> _What to produce_
Find each line in the records below that contains the word "name", and copy it out.

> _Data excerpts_
________________________________________
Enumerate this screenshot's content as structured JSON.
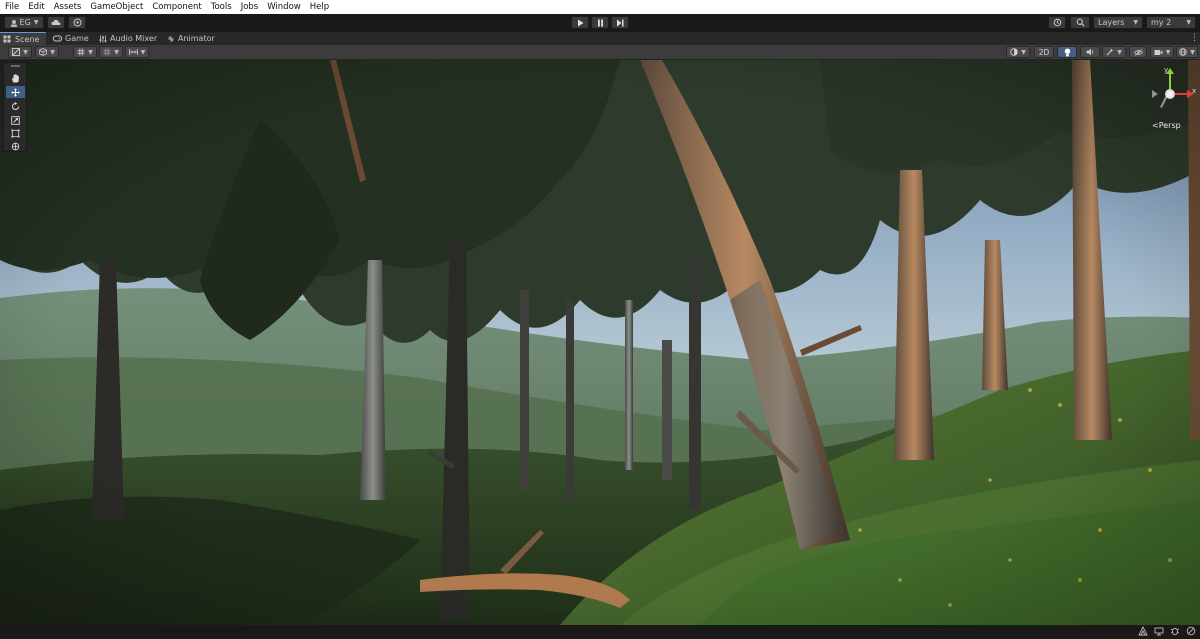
{
  "menubar": {
    "items": [
      "File",
      "Edit",
      "Assets",
      "GameObject",
      "Component",
      "Tools",
      "Jobs",
      "Window",
      "Help"
    ]
  },
  "toolbar": {
    "account_label": "EG",
    "cloud_icon": "cloud-icon",
    "collab_icon": "collab-icon",
    "play_icon": "play-icon",
    "pause_icon": "pause-icon",
    "step_icon": "step-icon",
    "history_icon": "history-icon",
    "search_icon": "search-icon",
    "layers_label": "Layers",
    "layout_label": "my 2"
  },
  "tabs": [
    {
      "label": "Scene",
      "icon": "scene-grid-icon",
      "active": true
    },
    {
      "label": "Game",
      "icon": "gamepad-icon",
      "active": false
    },
    {
      "label": "Audio Mixer",
      "icon": "mixer-icon",
      "active": false
    },
    {
      "label": "Animator",
      "icon": "animator-icon",
      "active": false
    }
  ],
  "scene_toolbar": {
    "toggle_2d_label": "2D"
  },
  "tools": [
    {
      "name": "hand-tool",
      "icon": "hand-icon",
      "active": false
    },
    {
      "name": "move-tool",
      "icon": "move-icon",
      "active": true
    },
    {
      "name": "rotate-tool",
      "icon": "rotate-icon",
      "active": false
    },
    {
      "name": "scale-tool",
      "icon": "scale-icon",
      "active": false
    },
    {
      "name": "rect-tool",
      "icon": "rect-icon",
      "active": false
    },
    {
      "name": "transform-tool",
      "icon": "transform-icon",
      "active": false
    }
  ],
  "gizmo": {
    "axis_x": "x",
    "axis_y": "y",
    "projection_label": "Persp"
  },
  "colors": {
    "accent": "#3e5f87",
    "axis_x": "#e23b3b",
    "axis_y": "#8ad33a",
    "axis_z": "#3a7be2"
  }
}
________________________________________
> _Task output_
      "name": "hand-tool",
      "name": "move-tool",
      "name": "rotate-tool",
      "name": "scale-tool",
      "name": "rect-tool",
      "name": "transform-tool",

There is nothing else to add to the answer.